▸ **Directions**
Since only the written part is wanted, repeat the records exactly and omit the pictures.

[[ Data to examine, beginning ]]

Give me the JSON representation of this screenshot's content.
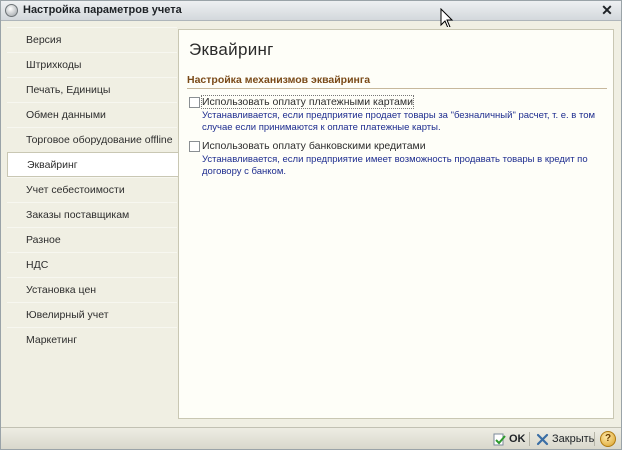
{
  "window": {
    "title": "Настройка параметров учета"
  },
  "sidebar": {
    "items": [
      {
        "label": "Версия"
      },
      {
        "label": "Штрихкоды"
      },
      {
        "label": "Печать, Единицы"
      },
      {
        "label": "Обмен данными"
      },
      {
        "label": "Торговое оборудование offline"
      },
      {
        "label": "Эквайринг",
        "selected": true
      },
      {
        "label": "Учет себестоимости"
      },
      {
        "label": "Заказы поставщикам"
      },
      {
        "label": "Разное"
      },
      {
        "label": "НДС"
      },
      {
        "label": "Установка цен"
      },
      {
        "label": "Ювелирный учет"
      },
      {
        "label": "Маркетинг"
      }
    ]
  },
  "main": {
    "title": "Эквайринг",
    "section_header": "Настройка механизмов эквайринга",
    "options": [
      {
        "label": "Использовать оплату платежными картами",
        "checked": false,
        "description": "Устанавливается, если предприятие продает товары за \"безналичный\" расчет, т. е. в том случае если принимаются к оплате платежные карты."
      },
      {
        "label": "Использовать оплату банковскими кредитами",
        "checked": false,
        "description": "Устанавливается, если предприятие имеет возможность продавать товары в кредит по договору с банком."
      }
    ]
  },
  "footer": {
    "ok_label": "OK",
    "close_label": "Закрыть",
    "help_symbol": "?"
  },
  "colors": {
    "section_header": "#7a4a18",
    "description_text": "#1e2d8f",
    "panel_bg": "#f0efe3"
  }
}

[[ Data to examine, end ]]

▸ **Answer box**
Give me the JSON representation of this screenshot's content.
{
  "window": {
    "title": "Настройка параметров учета"
  },
  "sidebar": {
    "items": [
      {
        "label": "Версия"
      },
      {
        "label": "Штрихкоды"
      },
      {
        "label": "Печать, Единицы"
      },
      {
        "label": "Обмен данными"
      },
      {
        "label": "Торговое оборудование offline"
      },
      {
        "label": "Эквайринг",
        "selected": true
      },
      {
        "label": "Учет себестоимости"
      },
      {
        "label": "Заказы поставщикам"
      },
      {
        "label": "Разное"
      },
      {
        "label": "НДС"
      },
      {
        "label": "Установка цен"
      },
      {
        "label": "Ювелирный учет"
      },
      {
        "label": "Маркетинг"
      }
    ]
  },
  "main": {
    "title": "Эквайринг",
    "section_header": "Настройка механизмов эквайринга",
    "options": [
      {
        "label": "Использовать оплату платежными картами",
        "checked": false,
        "description": "Устанавливается, если предприятие продает товары за \"безналичный\" расчет, т. е. в том случае если принимаются к оплате платежные карты."
      },
      {
        "label": "Использовать оплату банковскими кредитами",
        "checked": false,
        "description": "Устанавливается, если предприятие имеет возможность продавать товары в кредит по договору с банком."
      }
    ]
  },
  "footer": {
    "ok_label": "OK",
    "close_label": "Закрыть",
    "help_symbol": "?"
  },
  "colors": {
    "section_header": "#7a4a18",
    "description_text": "#1e2d8f",
    "panel_bg": "#f0efe3"
  }
}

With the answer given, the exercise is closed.